It’s authentic. We invest much time and energy in trying to present our best faces to the world. We put on masks (in social media, these masks are called “profiles”) and try to sound intelligent, insightful, and confident. We don’t actually have to be these things; appearance is good enough.
But saying “I don’t know” rips off the mask. It indicates that our own views probably have no more merit than anyone else’s, and invites others to express their views in return. It takes the focus off of the self and affirms the old saying that the more we learn, the more we see how much we still don’t know.

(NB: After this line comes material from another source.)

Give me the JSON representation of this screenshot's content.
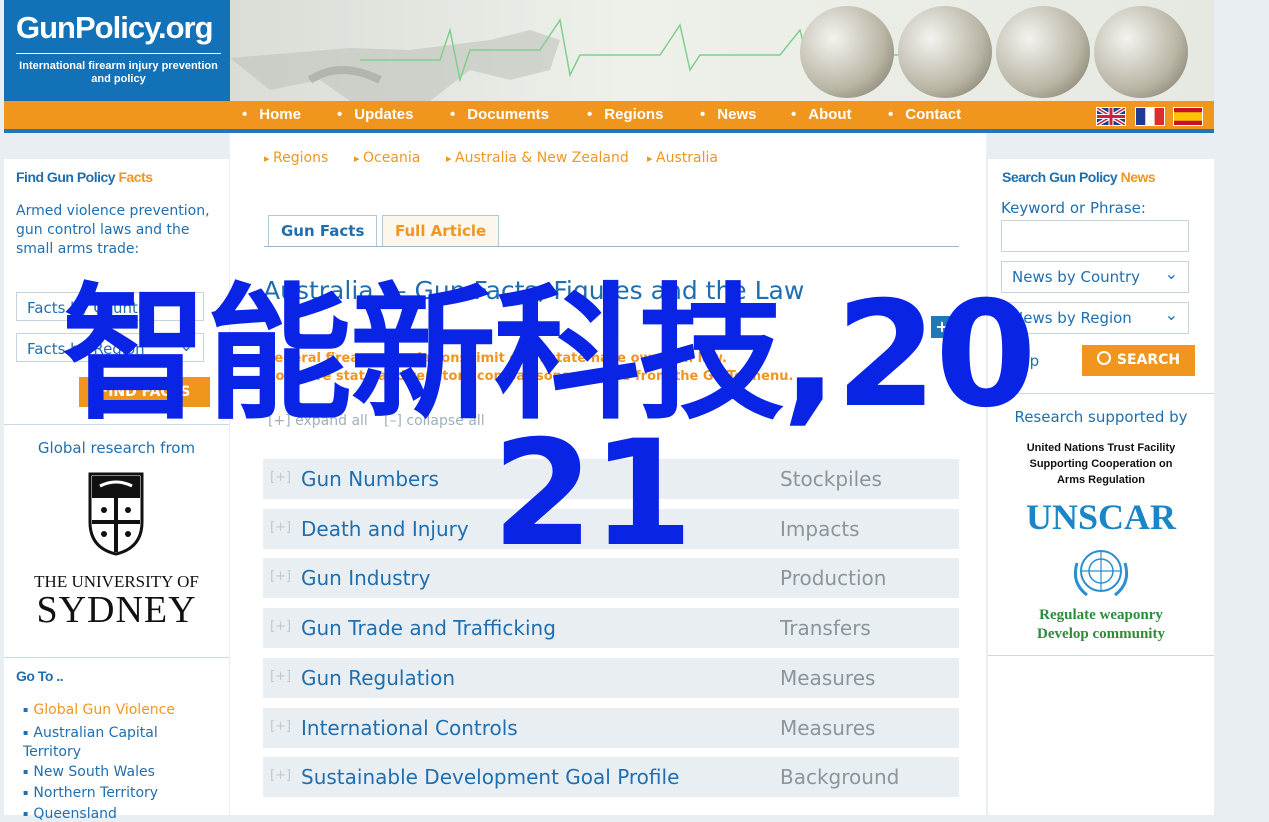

It’s vulnerable. Human reason and scientific inquiry are just as fallible as anything else: although they can and do greatly increase knowledge, they still can’t unlock every last secret of the universe. Try as we might, as long as we are on this earth we will never fully understand the mind of God (Isaiah 55:7-8), nor will we ever solve all of the heart-breaking problems in the world. The root source of these problems is sin, and the only solution is the one who has conquered sin.
So saying “I don’t know” is a reminder of our smallness, our need for God—individually, culturally, and globally. It takes vulnerability to admit that we still can’t fix everything; we still don’t know it all.

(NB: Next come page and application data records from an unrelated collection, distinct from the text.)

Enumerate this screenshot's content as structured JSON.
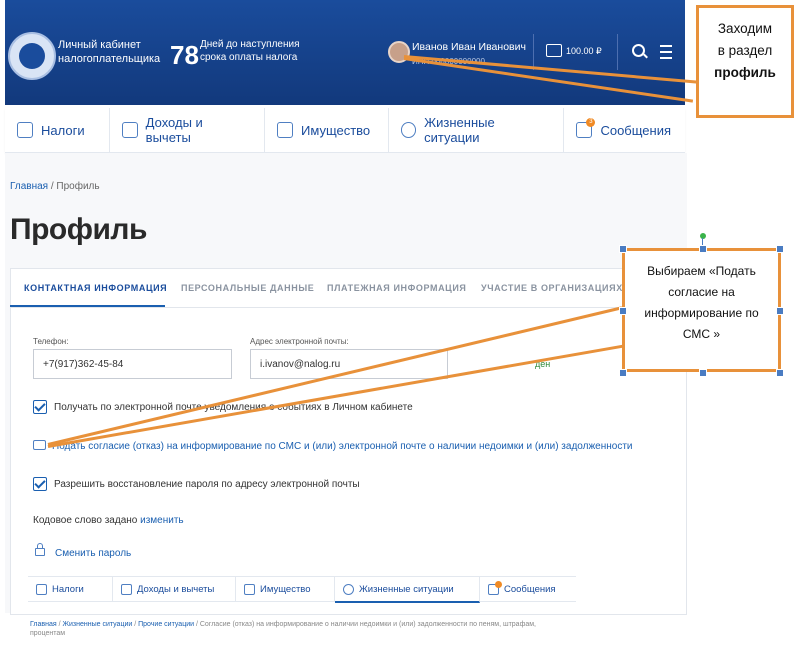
{
  "header": {
    "cabinet_title_line1": "Личный кабинет",
    "cabinet_title_line2": "налогоплательщика",
    "days_number": "78",
    "days_text_line1": "Дней до наступления",
    "days_text_line2": "срока оплаты налога",
    "user_name": "Иванов Иван Иванович",
    "user_inn": "ИНН 000000000000",
    "balance": "100.00 ₽"
  },
  "nav": {
    "items": [
      {
        "label": "Налоги",
        "icon": "taxes-icon"
      },
      {
        "label": "Доходы и вычеты",
        "icon": "income-icon"
      },
      {
        "label": "Имущество",
        "icon": "property-icon"
      },
      {
        "label": "Жизненные ситуации",
        "icon": "life-situations-icon"
      },
      {
        "label": "Сообщения",
        "icon": "messages-icon",
        "badge": "3"
      }
    ]
  },
  "breadcrumb": {
    "home": "Главная",
    "separator": " / ",
    "current": "Профиль"
  },
  "page_title": "Профиль",
  "tabs": [
    {
      "label": "КОНТАКТНАЯ ИНФОРМАЦИЯ",
      "active": true
    },
    {
      "label": "ПЕРСОНАЛЬНЫЕ ДАННЫЕ"
    },
    {
      "label": "ПЛАТЕЖНАЯ ИНФОРМАЦИЯ"
    },
    {
      "label": "УЧАСТИЕ В ОРГАНИЗАЦИЯХ"
    }
  ],
  "form": {
    "phone_label": "Телефон:",
    "phone_value": "+7(917)362-45-84",
    "email_label": "Адрес электронной почты:",
    "email_value": "i.ivanov@nalog.ru",
    "email_confirm_fragment": "ден",
    "checkbox_notify_label": "Получать по электронной почте уведомления о событиях в Личном кабинете",
    "consent_link": "Подать согласие (отказ) на информирование по СМС и (или) электронной почте о наличии недоимки и (или) задолженности",
    "checkbox_restore_label": "Разрешить восстановление пароля по адресу электронной почты",
    "codeword_text": "Кодовое слово задано",
    "codeword_link": "изменить",
    "change_password": "Сменить пароль"
  },
  "bottom_nav": {
    "items": [
      {
        "label": "Налоги"
      },
      {
        "label": "Доходы и вычеты"
      },
      {
        "label": "Имущество"
      },
      {
        "label": "Жизненные ситуации",
        "active": true
      },
      {
        "label": "Сообщения"
      }
    ]
  },
  "bottom_breadcrumb": {
    "home": "Главная",
    "life": "Жизненные ситуации",
    "other": "Прочие ситуации",
    "current": "Согласие (отказ) на информирование о наличии недоимки и (или) задолженности по пеням, штрафам, процентам",
    "sep": " / "
  },
  "callouts": {
    "first_line1": "Заходим",
    "first_line2": "в раздел",
    "first_line3": "профиль",
    "second_line1": "Выбираем «Подать",
    "second_line2": "согласие на",
    "second_line3": "информирование по",
    "second_line4": "СМС »"
  },
  "colors": {
    "brand_blue": "#1a4c9c",
    "link_blue": "#1a5fb0",
    "callout_orange": "#e8913a",
    "badge_orange": "#f08a24"
  }
}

So what should Christians do? Should we say “I don’t know” in the sense that we abdicate from the public forum altogether?
Well, not necessarily. Especially if we feel a specific leading to do so, I think it’s good to be informed about, and involved in, what is happening around us—seeking God’s wisdom as diligently as possible, and sharing his grace in any way we can.
But even more, it’s critical to remember that Jesus said: “My kingdom is not of this world” (John 18:36, NIV). We are citizens not of earth but of heaven, and eventually any wisdom we espouse will fade in the light of his truth.
Therefore, I suggest admitting, to God and to each other: “I don’t know.” Because we really don’t. We may know how to do some good, but we don’t know how to permanently end racism, terrorism, or poverty. We don’t know how to stop all violence and evil. We don’t know how to heal a broken world.
Only God does.
I’m not saying we should give up on trying to solve problems, nor am I saying every attempt to take action is always wrong.
I’m only saying that before we do anything else, our very first step should be to fall on our knees and pray, “I don’t know” – a step we should repeat frequently, even if (and especially if) we try to take any specific actions to help.
This three-word prayer is by far the wisest, most effective first response to every problem—because it opens us up to God’s wisdom instead of our own.
That’s why it’s three words only the smartest people can say.
* This sentiment is often attributed to Abraham Lincoln or Mark Twain. However, according to http://quoteinvestigator.com/2010/05/17/remain-silent/, the first documented variation of it appeared in 1907, “Mrs. Goose, Her Book” by Maurice Switzer, page 29, Moffat, Yard & Company, New York (“It is better to remain silent at the risk of being thought a fool, than to talk and remove all doubt of it”), while other attributions of similar sayings – including those naming Lincoln or Twain as the original source – lack substantive documentation